Marty also loved to drive race cars, and was a big fan of Dodge Chargers. In fact, he drove in 35 NASCAR races, including the Daytona 500 in 1973. He even drove the pace car in the 1967 Indy 500 race.

He even ventured into acting, playing himself in a racing movie, Hell On Wheels, in 1967, and then a musician in Honkytonk Man, the Clint Eastwood movie from 1982. He never got to watch himself in that film, however. He died of complications from heart surgery on December 8, 1982, exactly 29 years ago tomorrow. His widow passed away in 2001.

Let's dial the clock back a few years, though. Marty's first Country hit was a song called I'll Go It Alone from 1952, which went right to number one on the Country charts. His first pop hit, Singing The Blues, made it to #17 on the Billboard Hot 100. A year later, he'd have a #2 pop hit with the classic, A White Sport Coat.


This song, Tennessee Toddy, never made it on any of the charts. In fact, neither did the flip side, Mean Mama Blues. To put things in perspective, Elvis Presley had just been signed by RCA at this time, after recording his five singles on Sun Records in 1954 and 1955.

I think this is a great rockabilly song with some really clever lyrics. Give it a listen and you'll see what I mean. Here's Tennessee Toddy by Marty Robbins on Columbia 21477 from 1956.



I could keep posting great uncharted music like this for many years and never run out of material. You can hear them all on MusicMaster Oldies! Check it out sometime. I hope you like what you hear.

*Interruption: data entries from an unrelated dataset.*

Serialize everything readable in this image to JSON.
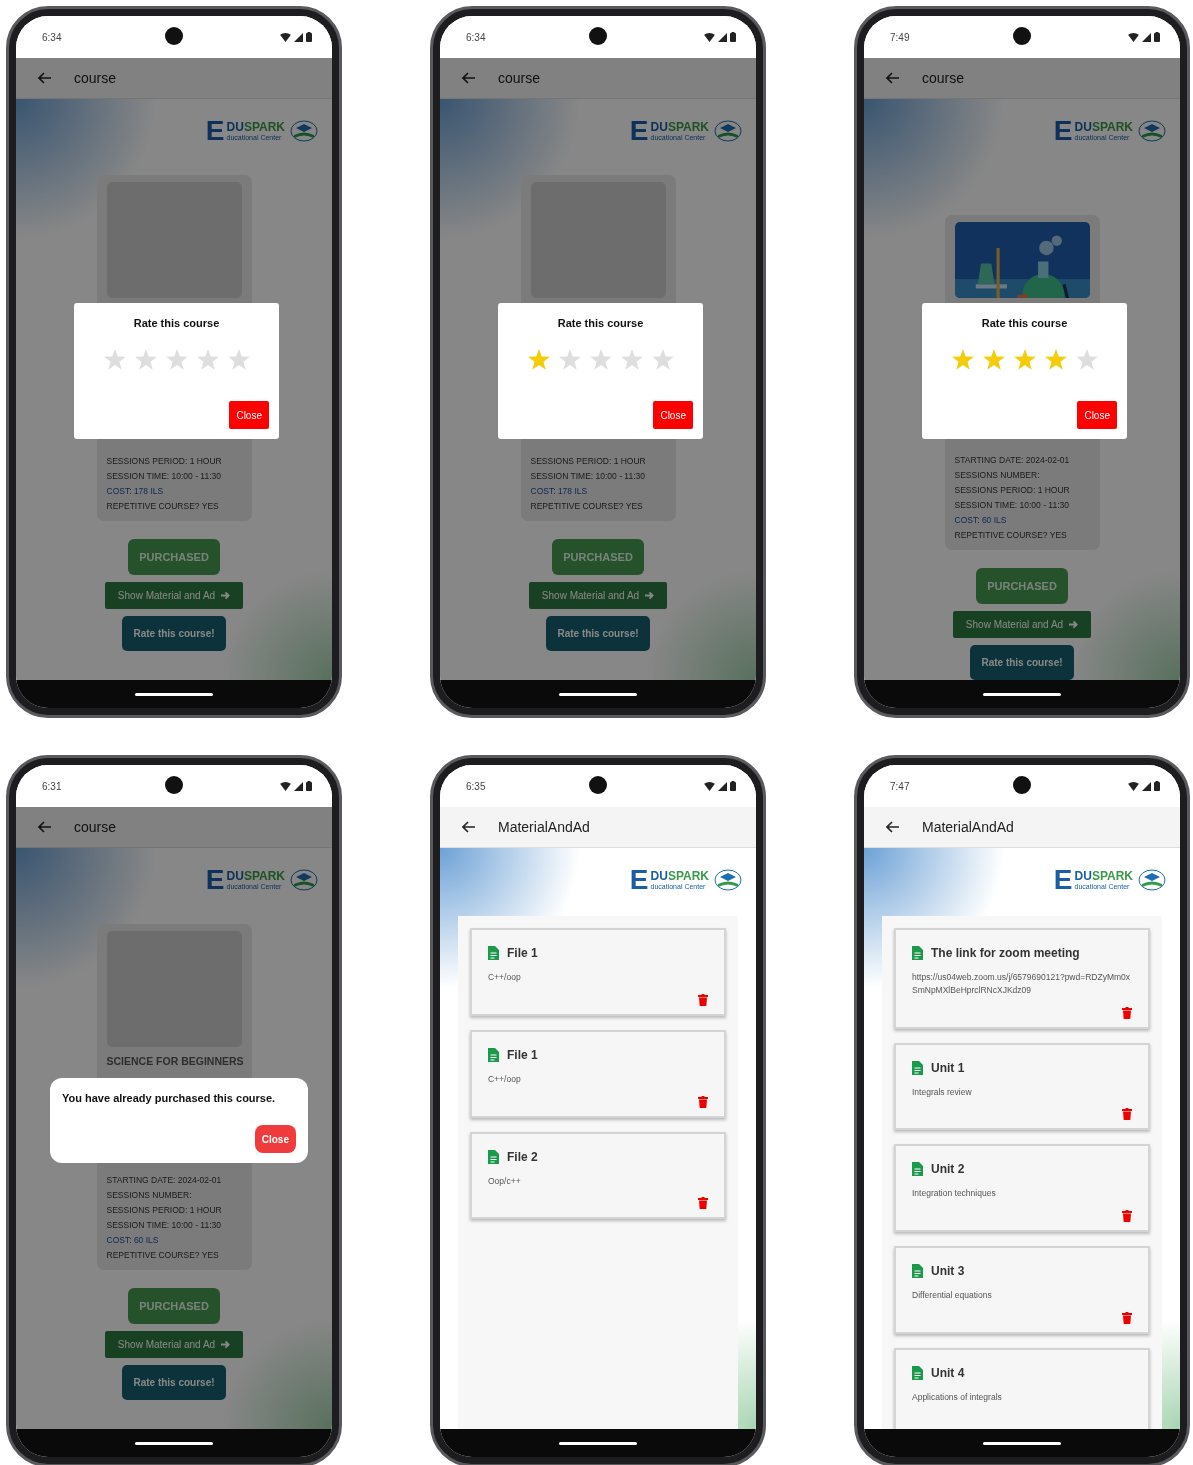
{
  "screens": [
    {
      "kind": "course",
      "time": "6:34",
      "title": "course",
      "logo": {
        "letter": "E",
        "name_first": "DU",
        "name_rest": "SPARK",
        "tagline": "ducational Center"
      },
      "card": {
        "image": {
          "kind": "blank"
        },
        "lines": [
          {
            "kind": "info",
            "text": "SESSIONS PERIOD: 1 HOUR"
          },
          {
            "kind": "info",
            "text": "SESSION TIME: 10:00 - 11:30"
          },
          {
            "kind": "cost",
            "text": "COST: 178 ILS"
          },
          {
            "kind": "info",
            "text": "REPETITIVE COURSE? YES"
          }
        ]
      },
      "buttons": [
        {
          "kind": "purchased",
          "label": "PURCHASED"
        },
        {
          "kind": "material",
          "label": "Show Material and Ad"
        },
        {
          "kind": "rate",
          "label": "Rate this course!"
        }
      ],
      "dialog": {
        "kind": "rating",
        "title": "Rate this course",
        "stars": 0,
        "close": "Close"
      }
    },
    {
      "kind": "course",
      "time": "6:34",
      "title": "course",
      "logo": {
        "letter": "E",
        "name_first": "DU",
        "name_rest": "SPARK",
        "tagline": "ducational Center"
      },
      "card": {
        "image": {
          "kind": "blank"
        },
        "lines": [
          {
            "kind": "info",
            "text": "SESSIONS PERIOD: 1 HOUR"
          },
          {
            "kind": "info",
            "text": "SESSION TIME: 10:00 - 11:30"
          },
          {
            "kind": "cost",
            "text": "COST: 178 ILS"
          },
          {
            "kind": "info",
            "text": "REPETITIVE COURSE? YES"
          }
        ]
      },
      "buttons": [
        {
          "kind": "purchased",
          "label": "PURCHASED"
        },
        {
          "kind": "material",
          "label": "Show Material and Ad"
        },
        {
          "kind": "rate",
          "label": "Rate this course!"
        }
      ],
      "dialog": {
        "kind": "rating",
        "title": "Rate this course",
        "stars": 1,
        "close": "Close"
      }
    },
    {
      "kind": "course",
      "time": "7:49",
      "title": "course",
      "logo": {
        "letter": "E",
        "name_first": "DU",
        "name_rest": "SPARK",
        "tagline": "ducational Center"
      },
      "card": {
        "lines": [
          {
            "kind": "info",
            "text": "STARTING DATE: 2024-02-01"
          },
          {
            "kind": "info",
            "text": "SESSIONS NUMBER:"
          },
          {
            "kind": "info",
            "text": "SESSIONS PERIOD: 1 HOUR"
          },
          {
            "kind": "info",
            "text": "SESSION TIME: 10:00 - 11:30"
          },
          {
            "kind": "cost",
            "text": "COST: 60 ILS"
          },
          {
            "kind": "info",
            "text": "REPETITIVE COURSE? YES"
          }
        ]
      },
      "buttons": [
        {
          "kind": "purchased",
          "label": "PURCHASED"
        },
        {
          "kind": "material",
          "label": "Show Material and Ad"
        },
        {
          "kind": "rate",
          "label": "Rate this course!"
        }
      ],
      "dialog": {
        "kind": "rating",
        "title": "Rate this course",
        "stars": 4,
        "close": "Close"
      }
    },
    {
      "kind": "course",
      "time": "6:31",
      "title": "course",
      "logo": {
        "letter": "E",
        "name_first": "DU",
        "name_rest": "SPARK",
        "tagline": "ducational Center"
      },
      "card": {
        "image": {
          "kind": "blank"
        },
        "heading": "SCIENCE FOR BEGINNERS",
        "lines": [
          {
            "kind": "info",
            "text": "STARTING DATE: 2024-02-01"
          },
          {
            "kind": "info",
            "text": "SESSIONS NUMBER:"
          },
          {
            "kind": "info",
            "text": "SESSIONS PERIOD: 1 HOUR"
          },
          {
            "kind": "info",
            "text": "SESSION TIME: 10:00 - 11:30"
          },
          {
            "kind": "cost",
            "text": "COST: 60 ILS"
          },
          {
            "kind": "info",
            "text": "REPETITIVE COURSE? YES"
          }
        ]
      },
      "buttons": [
        {
          "kind": "purchased",
          "label": "PURCHASED"
        },
        {
          "kind": "material",
          "label": "Show Material and Ad"
        },
        {
          "kind": "rate",
          "label": "Rate this course!"
        }
      ],
      "dialog": {
        "kind": "message",
        "text": "You have already purchased this course.",
        "close": "Close"
      }
    },
    {
      "kind": "material",
      "time": "6:35",
      "title": "MaterialAndAd",
      "logo": {
        "letter": "E",
        "name_first": "DU",
        "name_rest": "SPARK",
        "tagline": "ducational Center"
      },
      "items": [
        {
          "title": "File 1",
          "subtitle": "C++/oop",
          "trash_icon": true
        },
        {
          "title": "File 1",
          "subtitle": "C++/oop",
          "trash_icon": true
        },
        {
          "title": "File 2",
          "subtitle": "Oop/c++",
          "trash_icon": true
        }
      ]
    },
    {
      "kind": "material",
      "time": "7:47",
      "title": "MaterialAndAd",
      "logo": {
        "letter": "E",
        "name_first": "DU",
        "name_rest": "SPARK",
        "tagline": "ducational Center"
      },
      "items": [
        {
          "title": "The link for zoom meeting",
          "subtitle": "https://us04web.zoom.us/j/6579690121?pwd=RDZyMm0xSmNpMXlBeHprclRNcXJKdz09",
          "trash_icon": true
        },
        {
          "title": "Unit 1",
          "subtitle": "Integrals review",
          "trash_icon": true
        },
        {
          "title": "Unit 2",
          "subtitle": "Integration techniques",
          "trash_icon": true
        },
        {
          "title": "Unit 3",
          "subtitle": "Differential equations",
          "trash_icon": true
        },
        {
          "title": "Unit 4",
          "subtitle": "Applications of integrals",
          "trash_icon": false
        }
      ]
    }
  ]
}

Tuesday, December 6, 2011

New Oldies - The Story Of Bonnie by The Count Victors Featuring Danny Harrison

It's time for another Teener ballad! This one comes from Danny Harrison of Peterborough, Ontario, Canada.

Bob, Terry, Freddy, and Danny


The group started out as The Teen Lords in 1961 and became the Count Victors when Danny Harrison came on board as lead singer. Danny is backed up by Bob Dixon on bass, Freddy Munro on the piano, and Terry Lathangue on drums.

This song was a big local hit in Peterborough, and managed to climb to #33 on the 1050 CHUM charts in Toronto. It was issued in the USA on Rust 5034 in 1961, but failed to make it on the Billboard Hot 100. You're more likely to find the Canadian release on Barry 3050, actually.

This song was written by Gary Hansler and Roy Bacon, guitarist and lead singer of the original Teen Lords band. Danny Harrison released lots of records in Canada, but only three of them charted, all peaking in the 30's. His other Canadian hits were Peepin' 'N Hidin' (Baby What You Want Me To Do) on Coral 62324 in 1962, and Blue Souvenirs on Coral 62411 in 1964. Peepin' 'N Hidin' was his only record to appear on the Billboard Hot 100, reaching only #91.

The Story Of Bonnie by The Count Victors Featuring Danny Harrison:



You can hear thousands of songs like this on MusicMaster Oldies. Tell your friends!